-- EXTRACTED RECORDS follows --

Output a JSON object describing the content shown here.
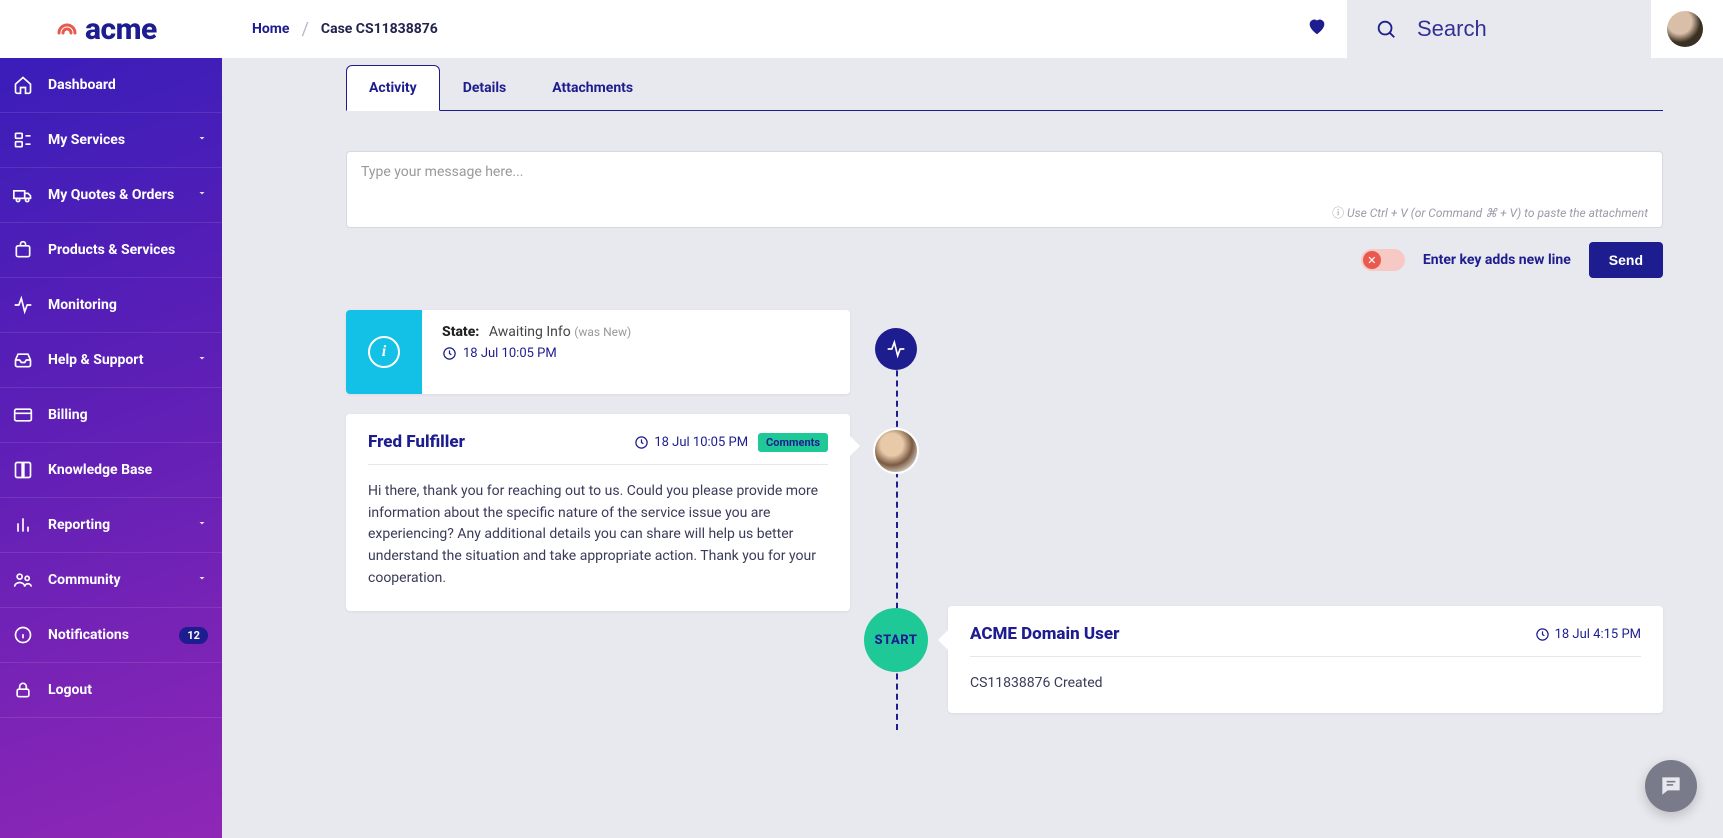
{
  "brand": "acme",
  "breadcrumb": {
    "home": "Home",
    "current": "Case CS11838876"
  },
  "search": {
    "placeholder": "Search"
  },
  "sidebar": [
    {
      "key": "dashboard",
      "label": "Dashboard",
      "icon": "home",
      "expandable": false
    },
    {
      "key": "services",
      "label": "My Services",
      "icon": "services",
      "expandable": true
    },
    {
      "key": "quotes",
      "label": "My Quotes & Orders",
      "icon": "truck",
      "expandable": true
    },
    {
      "key": "products",
      "label": "Products & Services",
      "icon": "bag",
      "expandable": false
    },
    {
      "key": "monitoring",
      "label": "Monitoring",
      "icon": "activity",
      "expandable": false
    },
    {
      "key": "help",
      "label": "Help & Support",
      "icon": "inbox",
      "expandable": true
    },
    {
      "key": "billing",
      "label": "Billing",
      "icon": "card",
      "expandable": false
    },
    {
      "key": "kb",
      "label": "Knowledge Base",
      "icon": "book",
      "expandable": false
    },
    {
      "key": "reporting",
      "label": "Reporting",
      "icon": "bars",
      "expandable": true
    },
    {
      "key": "community",
      "label": "Community",
      "icon": "people",
      "expandable": true
    },
    {
      "key": "notifications",
      "label": "Notifications",
      "icon": "info",
      "expandable": false,
      "badge": "12"
    },
    {
      "key": "logout",
      "label": "Logout",
      "icon": "lock",
      "expandable": false
    }
  ],
  "tabs": [
    {
      "label": "Activity",
      "active": true
    },
    {
      "label": "Details",
      "active": false
    },
    {
      "label": "Attachments",
      "active": false
    }
  ],
  "compose": {
    "placeholder": "Type your message here...",
    "hint": "Use Ctrl + V (or Command ⌘ + V) to paste the attachment",
    "enter_toggle_label": "Enter key adds new line",
    "send_label": "Send"
  },
  "timeline": {
    "state_change": {
      "field_label": "State:",
      "new_value": "Awaiting Info",
      "was_value": "(was New)",
      "timestamp": "18 Jul 10:05 PM"
    },
    "comment": {
      "author": "Fred Fulfiller",
      "timestamp": "18 Jul 10:05 PM",
      "tag": "Comments",
      "body": "Hi there, thank you for reaching out to us. Could you please provide more information about the specific nature of the service issue you are experiencing? Any additional details you can share will help us better understand the situation and take appropriate action. Thank you for your cooperation."
    },
    "start_label": "START",
    "created": {
      "author": "ACME Domain User",
      "timestamp": "18 Jul 4:15 PM",
      "body": "CS11838876 Created"
    }
  }
}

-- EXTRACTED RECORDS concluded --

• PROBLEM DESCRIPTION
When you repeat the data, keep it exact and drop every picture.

• WRITTEN REPLY
Output a JSON object describing the content shown here.
{
  "brand": "acme",
  "breadcrumb": {
    "home": "Home",
    "current": "Case CS11838876"
  },
  "search": {
    "placeholder": "Search"
  },
  "sidebar": [
    {
      "key": "dashboard",
      "label": "Dashboard",
      "icon": "home",
      "expandable": false
    },
    {
      "key": "services",
      "label": "My Services",
      "icon": "services",
      "expandable": true
    },
    {
      "key": "quotes",
      "label": "My Quotes & Orders",
      "icon": "truck",
      "expandable": true
    },
    {
      "key": "products",
      "label": "Products & Services",
      "icon": "bag",
      "expandable": false
    },
    {
      "key": "monitoring",
      "label": "Monitoring",
      "icon": "activity",
      "expandable": false
    },
    {
      "key": "help",
      "label": "Help & Support",
      "icon": "inbox",
      "expandable": true
    },
    {
      "key": "billing",
      "label": "Billing",
      "icon": "card",
      "expandable": false
    },
    {
      "key": "kb",
      "label": "Knowledge Base",
      "icon": "book",
      "expandable": false
    },
    {
      "key": "reporting",
      "label": "Reporting",
      "icon": "bars",
      "expandable": true
    },
    {
      "key": "community",
      "label": "Community",
      "icon": "people",
      "expandable": true
    },
    {
      "key": "notifications",
      "label": "Notifications",
      "icon": "info",
      "expandable": false,
      "badge": "12"
    },
    {
      "key": "logout",
      "label": "Logout",
      "icon": "lock",
      "expandable": false
    }
  ],
  "tabs": [
    {
      "label": "Activity",
      "active": true
    },
    {
      "label": "Details",
      "active": false
    },
    {
      "label": "Attachments",
      "active": false
    }
  ],
  "compose": {
    "placeholder": "Type your message here...",
    "hint": "Use Ctrl + V (or Command ⌘ + V) to paste the attachment",
    "enter_toggle_label": "Enter key adds new line",
    "send_label": "Send"
  },
  "timeline": {
    "state_change": {
      "field_label": "State:",
      "new_value": "Awaiting Info",
      "was_value": "(was New)",
      "timestamp": "18 Jul 10:05 PM"
    },
    "comment": {
      "author": "Fred Fulfiller",
      "timestamp": "18 Jul 10:05 PM",
      "tag": "Comments",
      "body": "Hi there, thank you for reaching out to us. Could you please provide more information about the specific nature of the service issue you are experiencing? Any additional details you can share will help us better understand the situation and take appropriate action. Thank you for your cooperation."
    },
    "start_label": "START",
    "created": {
      "author": "ACME Domain User",
      "timestamp": "18 Jul 4:15 PM",
      "body": "CS11838876 Created"
    }
  }
}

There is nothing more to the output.